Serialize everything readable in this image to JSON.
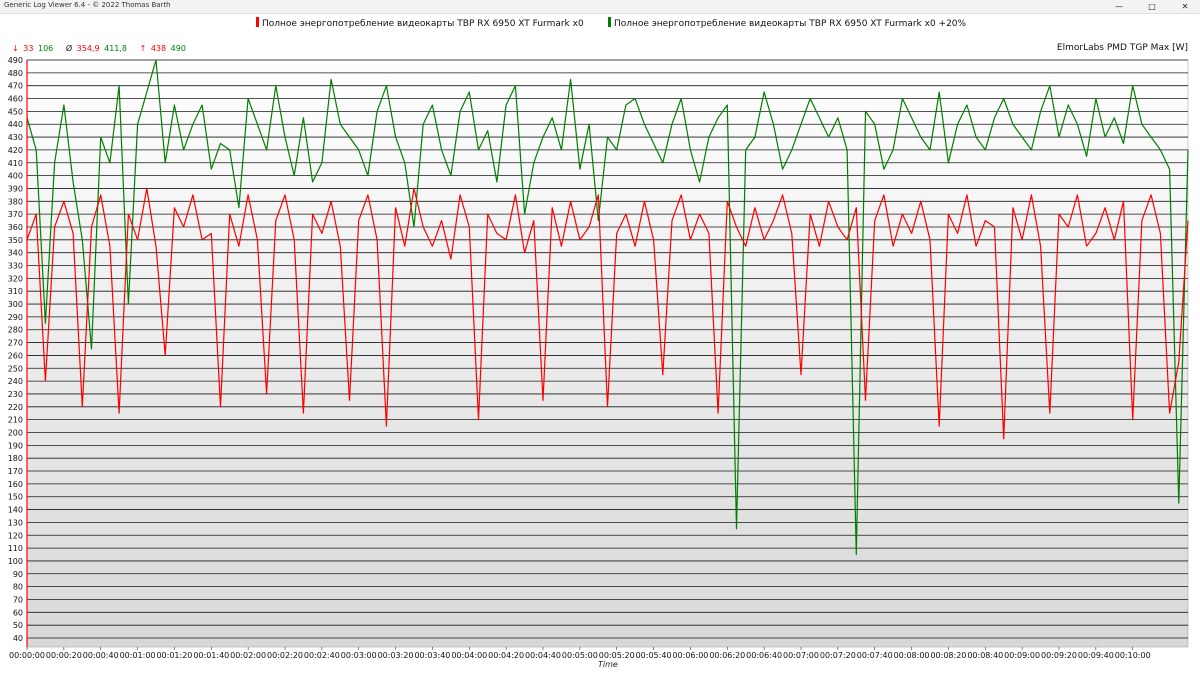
{
  "window": {
    "title": "Generic Log Viewer 6.4 - © 2022 Thomas Barth",
    "minimize_icon": "minimize-icon",
    "maximize_icon": "maximize-icon",
    "close_icon": "close-icon"
  },
  "legend": [
    {
      "label": "Полное энергопотребление видеокарты TBP RX 6950 XT Furmark x0",
      "color": "#ff0000"
    },
    {
      "label": "Полное энергопотребление видеокарты TBP RX 6950 XT Furmark x0 +20%",
      "color": "#008000"
    }
  ],
  "stats": {
    "min_symbol": "↓",
    "min_red": "33",
    "min_green": "106",
    "avg_symbol": "Ø",
    "avg_red": "354,9",
    "avg_green": "411,8",
    "max_symbol": "↑",
    "max_red": "438",
    "max_green": "490"
  },
  "sensor_label": "ElmorLabs PMD TGP Max [W]",
  "chart_data": {
    "type": "line",
    "title": "",
    "xlabel": "Time",
    "ylabel": "ElmorLabs PMD TGP Max [W]",
    "ylim": [
      33,
      490
    ],
    "xlim_seconds": [
      0,
      630
    ],
    "y_ticks": [
      40,
      50,
      60,
      70,
      80,
      90,
      100,
      110,
      120,
      130,
      140,
      150,
      160,
      170,
      180,
      190,
      200,
      210,
      220,
      230,
      240,
      250,
      260,
      270,
      280,
      290,
      300,
      310,
      320,
      330,
      340,
      350,
      360,
      370,
      380,
      390,
      400,
      410,
      420,
      430,
      440,
      450,
      460,
      470,
      480,
      490
    ],
    "x_tick_labels": [
      "00:00:00",
      "00:00:20",
      "00:00:40",
      "00:01:00",
      "00:01:20",
      "00:01:40",
      "00:02:00",
      "00:02:20",
      "00:02:40",
      "00:03:00",
      "00:03:20",
      "00:03:40",
      "00:04:00",
      "00:04:20",
      "00:04:40",
      "00:05:00",
      "00:05:20",
      "00:05:40",
      "00:06:00",
      "00:06:20",
      "00:06:40",
      "00:07:00",
      "00:07:20",
      "00:07:40",
      "00:08:00",
      "00:08:20",
      "00:08:40",
      "00:09:00",
      "00:09:20",
      "00:09:40",
      "00:10:00"
    ],
    "grid": true,
    "series": [
      {
        "name": "Полное энергопотребление видеокарты TBP RX 6950 XT Furmark x0 +20%",
        "color": "#008000",
        "stats": {
          "min": 106,
          "avg": 411.8,
          "max": 490
        },
        "x": [
          0,
          5,
          10,
          15,
          20,
          25,
          30,
          35,
          40,
          45,
          50,
          55,
          60,
          65,
          70,
          75,
          80,
          85,
          90,
          95,
          100,
          105,
          110,
          115,
          120,
          125,
          130,
          135,
          140,
          145,
          150,
          155,
          160,
          165,
          170,
          175,
          180,
          185,
          190,
          195,
          200,
          205,
          210,
          215,
          220,
          225,
          230,
          235,
          240,
          245,
          250,
          255,
          260,
          265,
          270,
          275,
          280,
          285,
          290,
          295,
          300,
          305,
          310,
          315,
          320,
          325,
          330,
          335,
          340,
          345,
          350,
          355,
          360,
          365,
          370,
          375,
          380,
          385,
          390,
          395,
          400,
          405,
          410,
          415,
          420,
          425,
          430,
          435,
          440,
          445,
          450,
          455,
          460,
          465,
          470,
          475,
          480,
          485,
          490,
          495,
          500,
          505,
          510,
          515,
          520,
          525,
          530,
          535,
          540,
          545,
          550,
          555,
          560,
          565,
          570,
          575,
          580,
          585,
          590,
          595,
          600,
          605,
          610,
          615,
          620,
          625,
          630
        ],
        "values": [
          445,
          420,
          285,
          410,
          455,
          395,
          350,
          265,
          430,
          410,
          470,
          300,
          440,
          465,
          490,
          410,
          455,
          420,
          440,
          455,
          405,
          425,
          420,
          375,
          460,
          440,
          420,
          470,
          430,
          400,
          445,
          395,
          410,
          475,
          440,
          430,
          420,
          400,
          450,
          470,
          430,
          410,
          360,
          440,
          455,
          420,
          400,
          450,
          465,
          420,
          435,
          395,
          455,
          470,
          370,
          410,
          430,
          445,
          420,
          475,
          405,
          440,
          365,
          430,
          420,
          455,
          460,
          440,
          425,
          410,
          440,
          460,
          420,
          395,
          430,
          445,
          455,
          125,
          420,
          430,
          465,
          440,
          405,
          420,
          440,
          460,
          445,
          430,
          445,
          420,
          105,
          450,
          440,
          405,
          420,
          460,
          445,
          430,
          420,
          465,
          410,
          440,
          455,
          430,
          420,
          445,
          460,
          440,
          430,
          420,
          450,
          470,
          430,
          455,
          440,
          415,
          460,
          430,
          445,
          425,
          470,
          440,
          430,
          420,
          405,
          145,
          420
        ]
      },
      {
        "name": "Полное энергопотребление видеокарты TBP RX 6950 XT Furmark x0",
        "color": "#ff0000",
        "stats": {
          "min": 33,
          "avg": 354.9,
          "max": 438
        },
        "x": [
          0,
          5,
          10,
          15,
          20,
          25,
          30,
          35,
          40,
          45,
          50,
          55,
          60,
          65,
          70,
          75,
          80,
          85,
          90,
          95,
          100,
          105,
          110,
          115,
          120,
          125,
          130,
          135,
          140,
          145,
          150,
          155,
          160,
          165,
          170,
          175,
          180,
          185,
          190,
          195,
          200,
          205,
          210,
          215,
          220,
          225,
          230,
          235,
          240,
          245,
          250,
          255,
          260,
          265,
          270,
          275,
          280,
          285,
          290,
          295,
          300,
          305,
          310,
          315,
          320,
          325,
          330,
          335,
          340,
          345,
          350,
          355,
          360,
          365,
          370,
          375,
          380,
          385,
          390,
          395,
          400,
          405,
          410,
          415,
          420,
          425,
          430,
          435,
          440,
          445,
          450,
          455,
          460,
          465,
          470,
          475,
          480,
          485,
          490,
          495,
          500,
          505,
          510,
          515,
          520,
          525,
          530,
          535,
          540,
          545,
          550,
          555,
          560,
          565,
          570,
          575,
          580,
          585,
          590,
          595,
          600,
          605,
          610,
          615,
          620,
          625,
          630
        ],
        "values": [
          350,
          370,
          240,
          360,
          380,
          355,
          220,
          360,
          385,
          345,
          215,
          370,
          350,
          390,
          345,
          260,
          375,
          360,
          385,
          350,
          355,
          220,
          370,
          345,
          385,
          350,
          230,
          365,
          385,
          350,
          215,
          370,
          355,
          380,
          345,
          225,
          365,
          385,
          350,
          205,
          375,
          345,
          390,
          360,
          345,
          365,
          335,
          385,
          360,
          210,
          370,
          355,
          350,
          385,
          340,
          365,
          225,
          375,
          345,
          380,
          350,
          360,
          385,
          220,
          355,
          370,
          345,
          380,
          350,
          245,
          365,
          385,
          350,
          370,
          355,
          215,
          380,
          360,
          345,
          375,
          350,
          365,
          385,
          355,
          245,
          370,
          345,
          380,
          360,
          350,
          375,
          225,
          365,
          385,
          345,
          370,
          355,
          380,
          350,
          205,
          370,
          355,
          385,
          345,
          365,
          360,
          195,
          375,
          350,
          385,
          345,
          215,
          370,
          360,
          385,
          345,
          355,
          375,
          350,
          380,
          210,
          365,
          385,
          355,
          215,
          255,
          365
        ]
      }
    ]
  }
}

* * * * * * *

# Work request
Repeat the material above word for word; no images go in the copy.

# Answer to this problem
Serialize everything readable in this image to JSON.
{
  "window": {
    "title": "Generic Log Viewer 6.4 - © 2022 Thomas Barth",
    "minimize_icon": "minimize-icon",
    "maximize_icon": "maximize-icon",
    "close_icon": "close-icon"
  },
  "legend": [
    {
      "label": "Полное энергопотребление видеокарты TBP RX 6950 XT Furmark x0",
      "color": "#ff0000"
    },
    {
      "label": "Полное энергопотребление видеокарты TBP RX 6950 XT Furmark x0 +20%",
      "color": "#008000"
    }
  ],
  "stats": {
    "min_symbol": "↓",
    "min_red": "33",
    "min_green": "106",
    "avg_symbol": "Ø",
    "avg_red": "354,9",
    "avg_green": "411,8",
    "max_symbol": "↑",
    "max_red": "438",
    "max_green": "490"
  },
  "sensor_label": "ElmorLabs PMD TGP Max [W]",
  "chart_data": {
    "type": "line",
    "title": "",
    "xlabel": "Time",
    "ylabel": "ElmorLabs PMD TGP Max [W]",
    "ylim": [
      33,
      490
    ],
    "xlim_seconds": [
      0,
      630
    ],
    "y_ticks": [
      40,
      50,
      60,
      70,
      80,
      90,
      100,
      110,
      120,
      130,
      140,
      150,
      160,
      170,
      180,
      190,
      200,
      210,
      220,
      230,
      240,
      250,
      260,
      270,
      280,
      290,
      300,
      310,
      320,
      330,
      340,
      350,
      360,
      370,
      380,
      390,
      400,
      410,
      420,
      430,
      440,
      450,
      460,
      470,
      480,
      490
    ],
    "x_tick_labels": [
      "00:00:00",
      "00:00:20",
      "00:00:40",
      "00:01:00",
      "00:01:20",
      "00:01:40",
      "00:02:00",
      "00:02:20",
      "00:02:40",
      "00:03:00",
      "00:03:20",
      "00:03:40",
      "00:04:00",
      "00:04:20",
      "00:04:40",
      "00:05:00",
      "00:05:20",
      "00:05:40",
      "00:06:00",
      "00:06:20",
      "00:06:40",
      "00:07:00",
      "00:07:20",
      "00:07:40",
      "00:08:00",
      "00:08:20",
      "00:08:40",
      "00:09:00",
      "00:09:20",
      "00:09:40",
      "00:10:00"
    ],
    "grid": true,
    "series": [
      {
        "name": "Полное энергопотребление видеокарты TBP RX 6950 XT Furmark x0 +20%",
        "color": "#008000",
        "stats": {
          "min": 106,
          "avg": 411.8,
          "max": 490
        },
        "x": [
          0,
          5,
          10,
          15,
          20,
          25,
          30,
          35,
          40,
          45,
          50,
          55,
          60,
          65,
          70,
          75,
          80,
          85,
          90,
          95,
          100,
          105,
          110,
          115,
          120,
          125,
          130,
          135,
          140,
          145,
          150,
          155,
          160,
          165,
          170,
          175,
          180,
          185,
          190,
          195,
          200,
          205,
          210,
          215,
          220,
          225,
          230,
          235,
          240,
          245,
          250,
          255,
          260,
          265,
          270,
          275,
          280,
          285,
          290,
          295,
          300,
          305,
          310,
          315,
          320,
          325,
          330,
          335,
          340,
          345,
          350,
          355,
          360,
          365,
          370,
          375,
          380,
          385,
          390,
          395,
          400,
          405,
          410,
          415,
          420,
          425,
          430,
          435,
          440,
          445,
          450,
          455,
          460,
          465,
          470,
          475,
          480,
          485,
          490,
          495,
          500,
          505,
          510,
          515,
          520,
          525,
          530,
          535,
          540,
          545,
          550,
          555,
          560,
          565,
          570,
          575,
          580,
          585,
          590,
          595,
          600,
          605,
          610,
          615,
          620,
          625,
          630
        ],
        "values": [
          445,
          420,
          285,
          410,
          455,
          395,
          350,
          265,
          430,
          410,
          470,
          300,
          440,
          465,
          490,
          410,
          455,
          420,
          440,
          455,
          405,
          425,
          420,
          375,
          460,
          440,
          420,
          470,
          430,
          400,
          445,
          395,
          410,
          475,
          440,
          430,
          420,
          400,
          450,
          470,
          430,
          410,
          360,
          440,
          455,
          420,
          400,
          450,
          465,
          420,
          435,
          395,
          455,
          470,
          370,
          410,
          430,
          445,
          420,
          475,
          405,
          440,
          365,
          430,
          420,
          455,
          460,
          440,
          425,
          410,
          440,
          460,
          420,
          395,
          430,
          445,
          455,
          125,
          420,
          430,
          465,
          440,
          405,
          420,
          440,
          460,
          445,
          430,
          445,
          420,
          105,
          450,
          440,
          405,
          420,
          460,
          445,
          430,
          420,
          465,
          410,
          440,
          455,
          430,
          420,
          445,
          460,
          440,
          430,
          420,
          450,
          470,
          430,
          455,
          440,
          415,
          460,
          430,
          445,
          425,
          470,
          440,
          430,
          420,
          405,
          145,
          420
        ]
      },
      {
        "name": "Полное энергопотребление видеокарты TBP RX 6950 XT Furmark x0",
        "color": "#ff0000",
        "stats": {
          "min": 33,
          "avg": 354.9,
          "max": 438
        },
        "x": [
          0,
          5,
          10,
          15,
          20,
          25,
          30,
          35,
          40,
          45,
          50,
          55,
          60,
          65,
          70,
          75,
          80,
          85,
          90,
          95,
          100,
          105,
          110,
          115,
          120,
          125,
          130,
          135,
          140,
          145,
          150,
          155,
          160,
          165,
          170,
          175,
          180,
          185,
          190,
          195,
          200,
          205,
          210,
          215,
          220,
          225,
          230,
          235,
          240,
          245,
          250,
          255,
          260,
          265,
          270,
          275,
          280,
          285,
          290,
          295,
          300,
          305,
          310,
          315,
          320,
          325,
          330,
          335,
          340,
          345,
          350,
          355,
          360,
          365,
          370,
          375,
          380,
          385,
          390,
          395,
          400,
          405,
          410,
          415,
          420,
          425,
          430,
          435,
          440,
          445,
          450,
          455,
          460,
          465,
          470,
          475,
          480,
          485,
          490,
          495,
          500,
          505,
          510,
          515,
          520,
          525,
          530,
          535,
          540,
          545,
          550,
          555,
          560,
          565,
          570,
          575,
          580,
          585,
          590,
          595,
          600,
          605,
          610,
          615,
          620,
          625,
          630
        ],
        "values": [
          350,
          370,
          240,
          360,
          380,
          355,
          220,
          360,
          385,
          345,
          215,
          370,
          350,
          390,
          345,
          260,
          375,
          360,
          385,
          350,
          355,
          220,
          370,
          345,
          385,
          350,
          230,
          365,
          385,
          350,
          215,
          370,
          355,
          380,
          345,
          225,
          365,
          385,
          350,
          205,
          375,
          345,
          390,
          360,
          345,
          365,
          335,
          385,
          360,
          210,
          370,
          355,
          350,
          385,
          340,
          365,
          225,
          375,
          345,
          380,
          350,
          360,
          385,
          220,
          355,
          370,
          345,
          380,
          350,
          245,
          365,
          385,
          350,
          370,
          355,
          215,
          380,
          360,
          345,
          375,
          350,
          365,
          385,
          355,
          245,
          370,
          345,
          380,
          360,
          350,
          375,
          225,
          365,
          385,
          345,
          370,
          355,
          380,
          350,
          205,
          370,
          355,
          385,
          345,
          365,
          360,
          195,
          375,
          350,
          385,
          345,
          215,
          370,
          360,
          385,
          345,
          355,
          375,
          350,
          380,
          210,
          365,
          385,
          355,
          215,
          255,
          365
        ]
      }
    ]
  }
}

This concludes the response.